The Pug is charming, mischievous and loving and has been a favourite of royalty for centuries. They were a companion of Chinese emperors as well as a mascot to Holland’s royal House of Orange.
This high-class history means that Pugs can be well-trained but sometimes it can take a bit of work. Here are a few tips to help with the training of your new best friend.
Potty Training Tips For Your Pug
When it comes to potty training your Pug, the good news is that Pugs want to please their owners. They can be trained by using the right methods, lots of love and patience. Despite being stubborn at times.
One very effective training method is crate training. The crate needs to be the right size for your Pug to stand up in, turn around, and lie down. Placing toys inside the crate or feeding your pup in the crate will show them they are not being punished.
When you notice your pup whining and circling around, most likely they need to go to the potty. Take your Pug to the place you want them to go potty. Praising and giving them treats when they go in the right spot will reinforce that they have been a good pup. If they are about to go in an inappropriate place, use a firm but calm “No” and lead them to the acceptable area.
The Scheduling Method
If you are not comfortable with the crate method of training, you can use the scheduling method. Your Pug needs to be taught where and when they can go potty. Using a set schedule will help with potty training your pup.

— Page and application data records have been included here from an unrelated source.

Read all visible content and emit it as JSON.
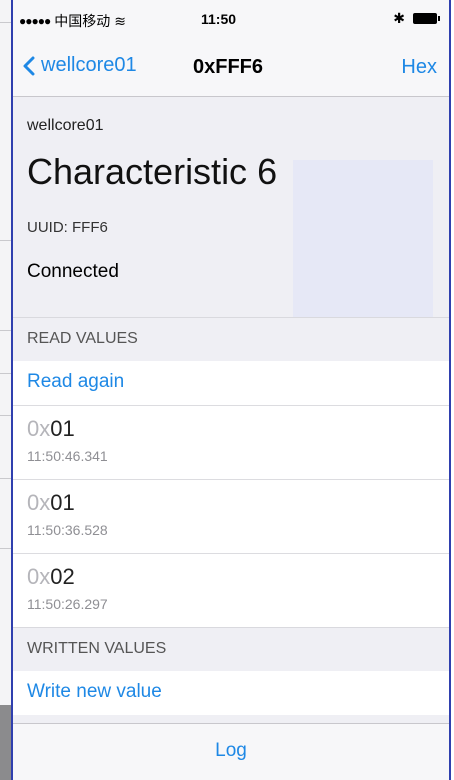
{
  "status_bar": {
    "signal_dots": "●●●●●",
    "carrier": "中国移动",
    "wifi_glyph": "≋",
    "time": "11:50",
    "bluetooth_glyph": "✱"
  },
  "nav": {
    "back_label": "wellcore01",
    "title": "0xFFF6",
    "hex_label": "Hex"
  },
  "header": {
    "device_name": "wellcore01",
    "characteristic_title": "Characteristic 6",
    "uuid": "UUID: FFF6",
    "connection_status": "Connected"
  },
  "read_section": {
    "title": "READ VALUES",
    "action_label": "Read again",
    "values": [
      {
        "prefix": "0x",
        "digits": "01",
        "timestamp": "11:50:46.341"
      },
      {
        "prefix": "0x",
        "digits": "01",
        "timestamp": "11:50:36.528"
      },
      {
        "prefix": "0x",
        "digits": "02",
        "timestamp": "11:50:26.297"
      }
    ]
  },
  "write_section": {
    "title": "WRITTEN VALUES",
    "action_label": "Write new value"
  },
  "tab_bar": {
    "log_label": "Log"
  },
  "colors": {
    "accent": "#1e88e5",
    "background": "#efeff4",
    "frame_border": "#2f3fae"
  },
  "icons": [
    "signal-dots-icon",
    "wifi-icon",
    "bluetooth-icon",
    "battery-icon",
    "back-chevron-icon"
  ]
}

Your first trip outside should be when your Pug wakes up in the morning. Follow this up with a trip outside 15 to 20 minutes after they eat and another trip outside after your Pug awakes from a nap. And if your pup is sniffing different areas of the house, they are likely looking for a spot to go potty. Take them outside immediately in this situation.
No matter which method you use, it is important to guide your Pug to the same area each time you take them out. Eventually, they will seek out this spot on their own.

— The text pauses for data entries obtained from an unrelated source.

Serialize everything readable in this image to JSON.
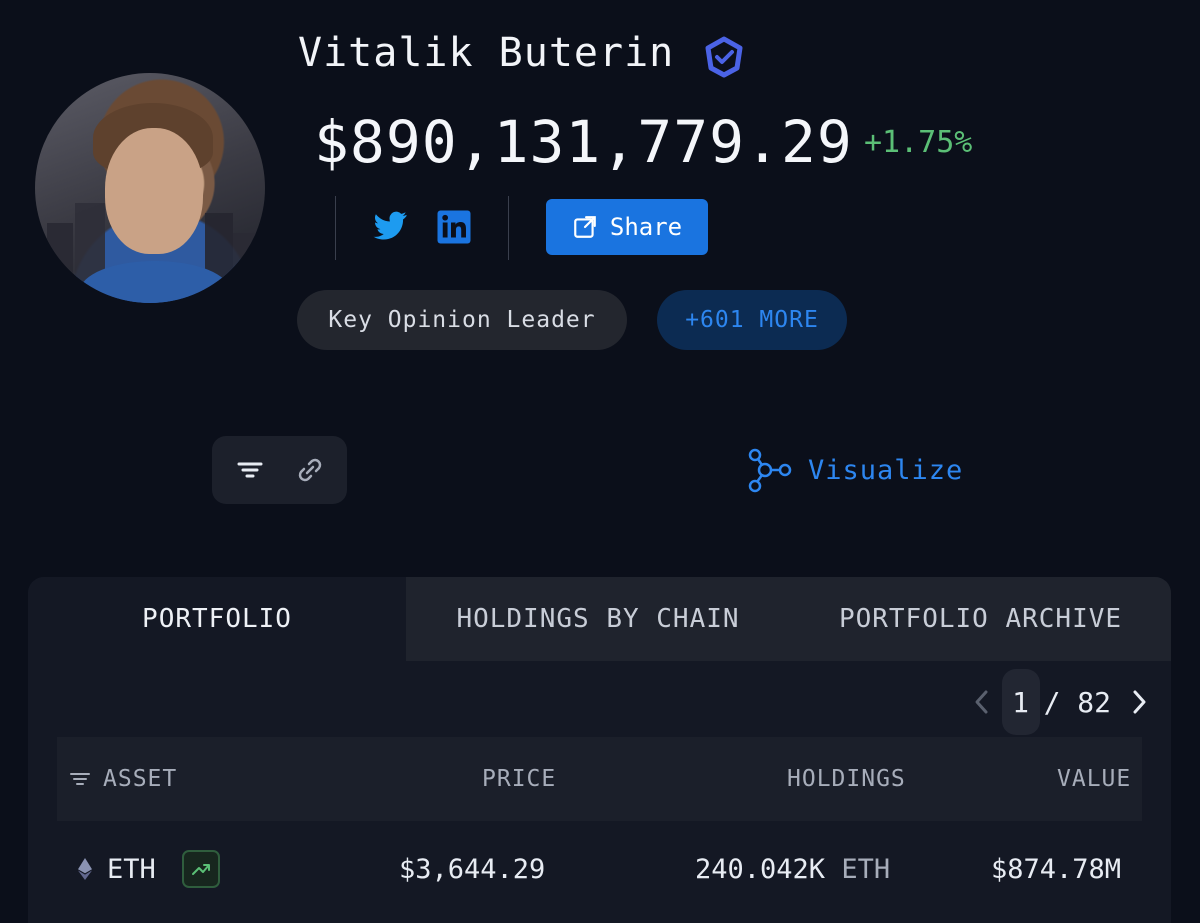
{
  "profile": {
    "name": "Vitalik Buterin",
    "net_value": "$890,131,779.29",
    "change_pct": "+1.75%",
    "share_label": "Share",
    "tags": {
      "primary": "Key Opinion Leader",
      "more": "+601 MORE"
    }
  },
  "toolbar": {
    "visualize_label": "Visualize"
  },
  "tabs": [
    {
      "label": "PORTFOLIO",
      "active": true
    },
    {
      "label": "HOLDINGS BY CHAIN",
      "active": false
    },
    {
      "label": "PORTFOLIO ARCHIVE",
      "active": false
    }
  ],
  "pagination": {
    "current": "1",
    "total": "/ 82"
  },
  "table": {
    "columns": [
      "ASSET",
      "PRICE",
      "HOLDINGS",
      "VALUE"
    ],
    "rows": [
      {
        "asset": "ETH",
        "price": "$3,644.29",
        "holdings": "240.042K",
        "holdings_unit": "ETH",
        "value": "$874.78M"
      }
    ]
  },
  "icons": {
    "verified": "verified-badge-icon",
    "twitter": "twitter-icon",
    "linkedin": "linkedin-icon",
    "share": "external-link-icon",
    "filter": "filter-icon",
    "link": "link-icon",
    "visualize": "graph-nodes-icon",
    "eth": "ethereum-icon",
    "trend": "trend-up-icon"
  },
  "colors": {
    "background": "#0b0f1a",
    "accent": "#1a74e0",
    "positive": "#5bbf76"
  }
}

Socialising Tips For Your Pug
For a happy and friendly lifestyle, you should start socialising your Pug as soon as you bring them home.
Meeting your family will be your pup’s first step to socialisation. They will begin to feel at home when you allow them to sniff the surroundings and get used to their new home.

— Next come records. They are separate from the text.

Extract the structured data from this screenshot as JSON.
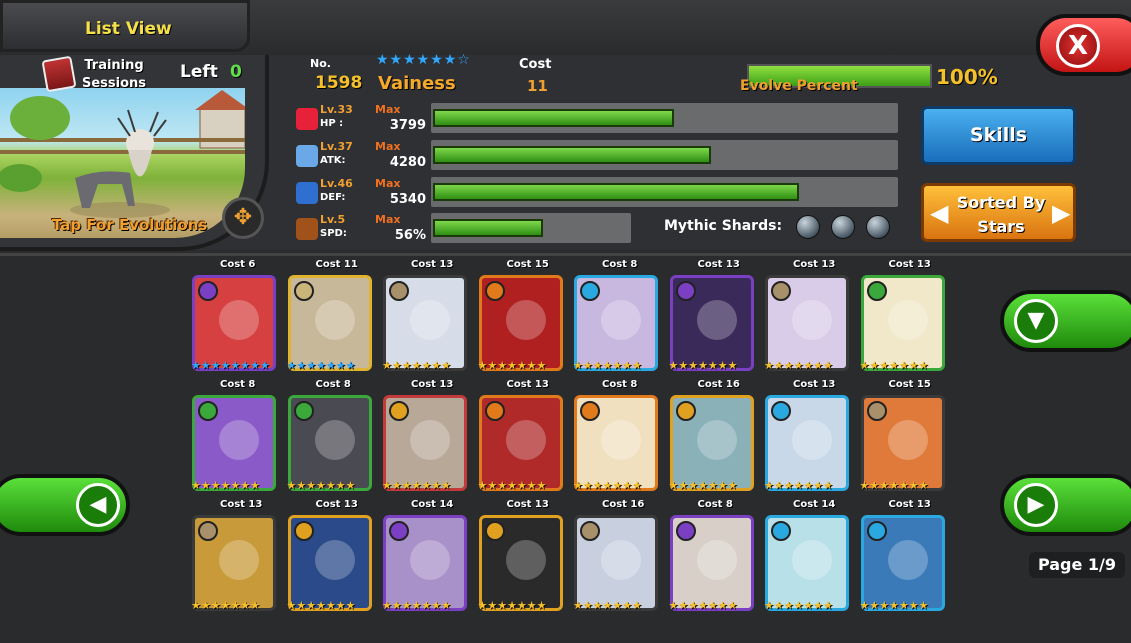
{
  "header": {
    "list_view_label": "List View",
    "close_glyph": "X"
  },
  "training": {
    "label_line1": "Training",
    "label_line2": "Sessions",
    "left_label": "Left",
    "left_value": "0"
  },
  "portrait": {
    "tap_evolutions": "Tap For Evolutions",
    "evo_icon_glyph": "✥"
  },
  "monster": {
    "no_label": "No.",
    "no_value": "1598",
    "name": "Vainess",
    "stars": "★★★★★★☆",
    "cost_label": "Cost",
    "cost_value": "11",
    "evolve_label": "Evolve Percent",
    "evolve_percent": "100%",
    "evolve_fraction": 1.0
  },
  "stats": [
    {
      "key": "hp",
      "level": "Lv.33",
      "name": "HP :",
      "max": "Max",
      "value": "3799",
      "fill": 0.52,
      "bar_len": 0.52,
      "icon": "heart-icon",
      "color": "#e8213a"
    },
    {
      "key": "atk",
      "level": "Lv.37",
      "name": "ATK:",
      "max": "Max",
      "value": "4280",
      "fill": 0.6,
      "icon": "sword-icon",
      "color": "#6aa8e8"
    },
    {
      "key": "def",
      "level": "Lv.46",
      "name": "DEF:",
      "max": "Max",
      "value": "5340",
      "fill": 0.79,
      "icon": "shield-icon",
      "color": "#2f6fd0"
    },
    {
      "key": "spd",
      "level": "Lv.5",
      "name": "SPD:",
      "max": "Max",
      "value": "56%",
      "fill": 0.56,
      "icon": "boot-icon",
      "color": "#a0521a"
    }
  ],
  "buttons": {
    "skills": "Skills",
    "sorted_line1": "Sorted By",
    "sorted_line2": "Stars",
    "arrow_left": "◀",
    "arrow_right": "▶"
  },
  "mythic": {
    "label": "Mythic Shards:",
    "count": 3
  },
  "cards": [
    {
      "cost": "Cost 6",
      "stars": "★★★★★★★★",
      "star_color": "#2fa8ff",
      "elem": "#7b3fc4",
      "bg": "#d64040",
      "border": "#7b3fc4"
    },
    {
      "cost": "Cost 11",
      "stars": "★★★★★★★",
      "star_color": "#2fa8ff",
      "elem": "#c9b47a",
      "bg": "#c8b89a",
      "border": "#e0b430"
    },
    {
      "cost": "Cost 13",
      "stars": "★★★★★★★",
      "star_color": "#f5c02a",
      "elem": "#a8906a",
      "bg": "#d7dde8",
      "border": "#3a3a3a"
    },
    {
      "cost": "Cost 15",
      "stars": "★★★★★★★",
      "star_color": "#f5c02a",
      "elem": "#e07a1a",
      "bg": "#b02020",
      "border": "#e07a1a"
    },
    {
      "cost": "Cost 8",
      "stars": "★★★★★★★",
      "star_color": "#f5c02a",
      "elem": "#2aa8e0",
      "bg": "#c8b8e0",
      "border": "#2aa8e0"
    },
    {
      "cost": "Cost 13",
      "stars": "★★★★★★★",
      "star_color": "#f5c02a",
      "elem": "#7b3fc4",
      "bg": "#3a2a5a",
      "border": "#7b3fc4"
    },
    {
      "cost": "Cost 13",
      "stars": "★★★★★★★",
      "star_color": "#f5c02a",
      "elem": "#a8906a",
      "bg": "#d8cce8",
      "border": "#3a3a3a"
    },
    {
      "cost": "Cost 13",
      "stars": "★★★★★★★",
      "star_color": "#f5c02a",
      "elem": "#3aa83a",
      "bg": "#f0e8c8",
      "border": "#3aa83a"
    },
    {
      "cost": "Cost 8",
      "stars": "★★★★★★★",
      "star_color": "#f5c02a",
      "elem": "#3aa83a",
      "bg": "#8a5ac8",
      "border": "#3aa83a"
    },
    {
      "cost": "Cost 8",
      "stars": "★★★★★★★",
      "star_color": "#f5c02a",
      "elem": "#3aa83a",
      "bg": "#4a4a52",
      "border": "#3aa83a"
    },
    {
      "cost": "Cost 13",
      "stars": "★★★★★★★",
      "star_color": "#f5c02a",
      "elem": "#e0a020",
      "bg": "#b8a898",
      "border": "#c43a3a"
    },
    {
      "cost": "Cost 13",
      "stars": "★★★★★★★",
      "star_color": "#f5c02a",
      "elem": "#e07a1a",
      "bg": "#b02a2a",
      "border": "#e07a1a"
    },
    {
      "cost": "Cost 8",
      "stars": "★★★★★★★",
      "star_color": "#f5c02a",
      "elem": "#e07a1a",
      "bg": "#f0e0c0",
      "border": "#e07a1a"
    },
    {
      "cost": "Cost 16",
      "stars": "★★★★★★★",
      "star_color": "#f5c02a",
      "elem": "#e0a020",
      "bg": "#8ab0b8",
      "border": "#e0a020"
    },
    {
      "cost": "Cost 13",
      "stars": "★★★★★★★",
      "star_color": "#f5c02a",
      "elem": "#2aa8e0",
      "bg": "#c8d8e8",
      "border": "#2aa8e0"
    },
    {
      "cost": "Cost 15",
      "stars": "★★★★★★★",
      "star_color": "#f5c02a",
      "elem": "#a8906a",
      "bg": "#e07a3a",
      "border": "#3a3a3a"
    },
    {
      "cost": "Cost 13",
      "stars": "★★★★★★★",
      "star_color": "#f5c02a",
      "elem": "#a8906a",
      "bg": "#c89a3a",
      "border": "#3a3a3a"
    },
    {
      "cost": "Cost 13",
      "stars": "★★★★★★★",
      "star_color": "#f5c02a",
      "elem": "#e0a020",
      "bg": "#2a4a8a",
      "border": "#e0a020"
    },
    {
      "cost": "Cost 14",
      "stars": "★★★★★★★",
      "star_color": "#f5c02a",
      "elem": "#7b3fc4",
      "bg": "#a890c8",
      "border": "#7b3fc4"
    },
    {
      "cost": "Cost 13",
      "stars": "★★★★★★★",
      "star_color": "#f5c02a",
      "elem": "#e0a020",
      "bg": "#2a2a2a",
      "border": "#e0a020"
    },
    {
      "cost": "Cost 16",
      "stars": "★★★★★★★",
      "star_color": "#f5c02a",
      "elem": "#a8906a",
      "bg": "#c8d0e0",
      "border": "#3a3a3a"
    },
    {
      "cost": "Cost 8",
      "stars": "★★★★★★★",
      "star_color": "#f5c02a",
      "elem": "#7b3fc4",
      "bg": "#d8d0c8",
      "border": "#7b3fc4"
    },
    {
      "cost": "Cost 14",
      "stars": "★★★★★★★",
      "star_color": "#f5c02a",
      "elem": "#2aa8e0",
      "bg": "#b8e0e8",
      "border": "#2aa8e0"
    },
    {
      "cost": "Cost 13",
      "stars": "★★★★★★★",
      "star_color": "#f5c02a",
      "elem": "#2aa8e0",
      "bg": "#3a7ab8",
      "border": "#2aa8e0"
    }
  ],
  "nav": {
    "filter_glyph": "▼",
    "prev_glyph": "◀",
    "next_glyph": "▶",
    "page": "Page 1/9"
  }
}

It is natural to be excited when you show off your new pup, but try to stay calm when introducing them to friends that visit so that they can mimic your behaviour. Children and puppies are a natural mix and you should encourage your Pug to play with children as much as possible. However, young children should be supervised while playing with your pup just in case.
A neighbourhood walk or a doggie play date with a friend’s dog will get your new best friend familiar with other dogs. Dog parks are also a great place for your Pug to socialise with other animals and make friends.
Over time you will need to travel with your Pug to the vet’s office or just for a fun trip. A dog car seat keeps your dog safe inside your car and is high enough that they can look out the window. If your dog seems to be anxious about being in the car, using a crate will help them feel safe and secure.
Apartment dwellers may need to walk their Pug on noisy city streets. Therefore, getting your young pup use to loud traffic noise is important and they should be comfortable walking by your side while on a leash.
The Pug’s personality makes them a natural for socialisation but they still need some training in this area. Keep introducing them to new situations, people and other animals and you will have a happy, confident pup.
Additional Training Advice for Pugs
Your Pug is exceptionally smart and wants to please you. But remember they are very sensitive and yelling will only produce anxiety in your new friend. Love and patience is the best approach to training and will bring many years of joy to both of you.